* **Aim of the exercise**
Among the entries below, count each line holding the word "icon". Write only the number.

─── Exercise input ───

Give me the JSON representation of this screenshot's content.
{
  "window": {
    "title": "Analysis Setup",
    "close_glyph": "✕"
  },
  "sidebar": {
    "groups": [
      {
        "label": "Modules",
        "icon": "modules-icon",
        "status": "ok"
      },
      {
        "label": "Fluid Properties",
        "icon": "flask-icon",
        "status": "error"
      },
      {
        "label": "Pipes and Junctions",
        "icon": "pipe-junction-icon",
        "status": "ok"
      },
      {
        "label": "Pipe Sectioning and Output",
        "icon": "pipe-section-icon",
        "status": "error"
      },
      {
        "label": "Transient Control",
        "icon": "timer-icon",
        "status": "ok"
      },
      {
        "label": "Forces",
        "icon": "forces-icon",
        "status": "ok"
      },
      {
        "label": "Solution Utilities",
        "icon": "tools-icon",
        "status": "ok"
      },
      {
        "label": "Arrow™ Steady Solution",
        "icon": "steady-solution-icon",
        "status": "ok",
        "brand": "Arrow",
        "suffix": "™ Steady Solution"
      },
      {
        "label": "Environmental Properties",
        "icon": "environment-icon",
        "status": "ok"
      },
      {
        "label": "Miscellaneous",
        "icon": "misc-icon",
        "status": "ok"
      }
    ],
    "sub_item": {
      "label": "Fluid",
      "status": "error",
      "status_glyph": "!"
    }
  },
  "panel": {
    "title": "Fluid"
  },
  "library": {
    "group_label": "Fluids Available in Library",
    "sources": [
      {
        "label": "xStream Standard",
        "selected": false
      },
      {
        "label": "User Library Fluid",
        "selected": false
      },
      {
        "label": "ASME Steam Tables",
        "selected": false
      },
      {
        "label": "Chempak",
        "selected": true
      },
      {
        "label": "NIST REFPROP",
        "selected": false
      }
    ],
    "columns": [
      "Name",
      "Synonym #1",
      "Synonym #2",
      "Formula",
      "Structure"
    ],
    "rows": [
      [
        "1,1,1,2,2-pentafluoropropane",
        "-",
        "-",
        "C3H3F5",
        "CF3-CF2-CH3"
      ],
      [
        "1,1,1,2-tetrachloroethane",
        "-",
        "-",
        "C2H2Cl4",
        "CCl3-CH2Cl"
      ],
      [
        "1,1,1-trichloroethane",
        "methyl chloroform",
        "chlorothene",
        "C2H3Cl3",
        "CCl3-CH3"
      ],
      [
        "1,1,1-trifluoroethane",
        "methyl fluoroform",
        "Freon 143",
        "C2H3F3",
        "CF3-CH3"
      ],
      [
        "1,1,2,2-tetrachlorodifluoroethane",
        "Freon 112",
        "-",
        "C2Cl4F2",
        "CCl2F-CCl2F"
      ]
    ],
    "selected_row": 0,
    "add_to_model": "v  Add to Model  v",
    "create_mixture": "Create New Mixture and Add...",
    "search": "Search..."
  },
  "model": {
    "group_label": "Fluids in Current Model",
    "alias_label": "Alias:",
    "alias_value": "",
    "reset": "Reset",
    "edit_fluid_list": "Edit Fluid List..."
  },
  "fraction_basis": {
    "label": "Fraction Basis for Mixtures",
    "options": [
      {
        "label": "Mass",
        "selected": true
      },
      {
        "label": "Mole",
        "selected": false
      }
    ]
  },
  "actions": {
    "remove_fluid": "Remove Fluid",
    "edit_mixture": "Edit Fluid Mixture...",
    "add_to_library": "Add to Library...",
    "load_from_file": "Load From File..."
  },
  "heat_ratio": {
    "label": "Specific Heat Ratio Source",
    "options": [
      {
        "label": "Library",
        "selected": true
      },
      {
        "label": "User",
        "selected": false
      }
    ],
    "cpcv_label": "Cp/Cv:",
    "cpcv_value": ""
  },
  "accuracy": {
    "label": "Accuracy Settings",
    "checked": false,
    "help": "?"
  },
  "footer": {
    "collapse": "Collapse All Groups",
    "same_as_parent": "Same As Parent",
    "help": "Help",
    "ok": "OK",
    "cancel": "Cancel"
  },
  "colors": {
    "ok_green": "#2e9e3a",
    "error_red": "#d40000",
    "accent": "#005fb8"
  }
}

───

* **Response to the task**
10